- Meeting norms are weak or lacking - A meeting topic might be established, but no agenda is published in advance to allow people to prepare, evaluate materials, ahead of time. Since people are in back-to-back meetings, there’s no time for people to prepare or publish status or project updates in other, asynchronous formats, so additional meeting time is needed for status updates (for which half the attendees may not find relevant to their portion of the project).
- Collaboration or project norms are weak or lacking - Got a project? Set up a recurring meeting. New projects or new matrix teams often don’t spend a little time at the beginning of joint work to set up simple collaboration norms. Here are some questions that project teams might ask in order to streamline or eliminate meetings.
- What tools should we use to communicate and capture project activities? How should we tag and distribute content so it is consistently findable and people receive timely alerts for new content? Who should be in project meetings? Do we need to meeting regularly? If so, do we all need to be at every meeting? Can we structure the meetings in a way that we use that meeting time to address things that we cannot accomplish as well using other collaboration tools?
- Part of a work product includes connecting it to and making it findable on a network (link-ability, tagging, connecting to social profiles)
- Part of collaboration means consciously adapting to more transparent ways of working (Working Out Loud)
- Part of team work includes establishing collaborative norms (which tools and modalities for which contexts)
- Part of knowledge worker productivity includes proactively managing flows of information, bringing elements like activity streams and tagged content into their realm of access and awareness.
All collaboration is not equal - contexts for collaboration
In discussing challenges to collaboration or identifying ways to help individuals and organizations to engage in collaboration more productively, it’s important to be clear about the contexts for collaboration.
Knowledge workers (and this includes leadership) inside organizations have to span these contexts and must
- be competent in being able to productively contribute to complex business processes and team projects employing digital and social tools and skills
- be able to develop relationships and participate effectively in knowledge networks to advance their continual learning and skills development and to advance the knowledge capital of the broader organization.
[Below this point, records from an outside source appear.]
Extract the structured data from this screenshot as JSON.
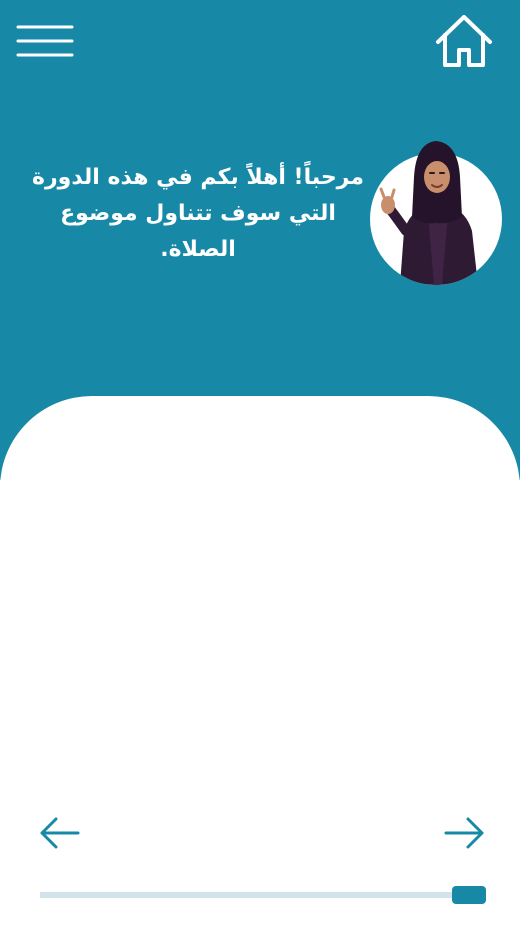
{
  "header": {
    "menu_icon": "hamburger-menu-icon",
    "home_icon": "home-icon"
  },
  "intro": {
    "text": "مرحباً! أهلاً بكم في هذه الدورة التي سوف تتناول موضوع الصلاة.",
    "avatar": "presenter-avatar"
  },
  "navigation": {
    "prev_icon": "arrow-left-icon",
    "next_icon": "arrow-right-icon"
  },
  "progress": {
    "value": 1.0
  },
  "colors": {
    "primary": "#1789a6",
    "card": "#ffffff",
    "track": "#d3e3ea",
    "handle": "#1789a6",
    "icon_white": "#ffffff"
  }
}
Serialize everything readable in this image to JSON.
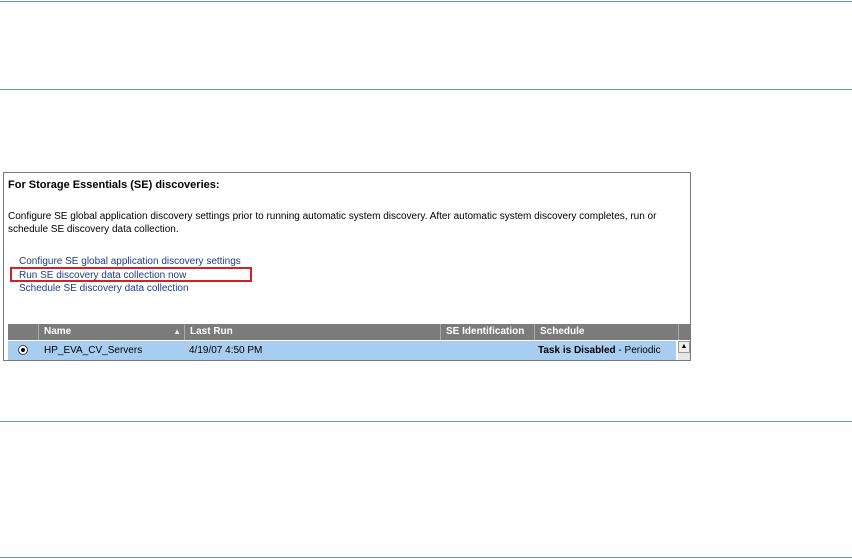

- deftly cultivate, navigate and participate in wider networks for broader insight to emergent and related knowledge fields and access to expertise beyond organizational boundaries.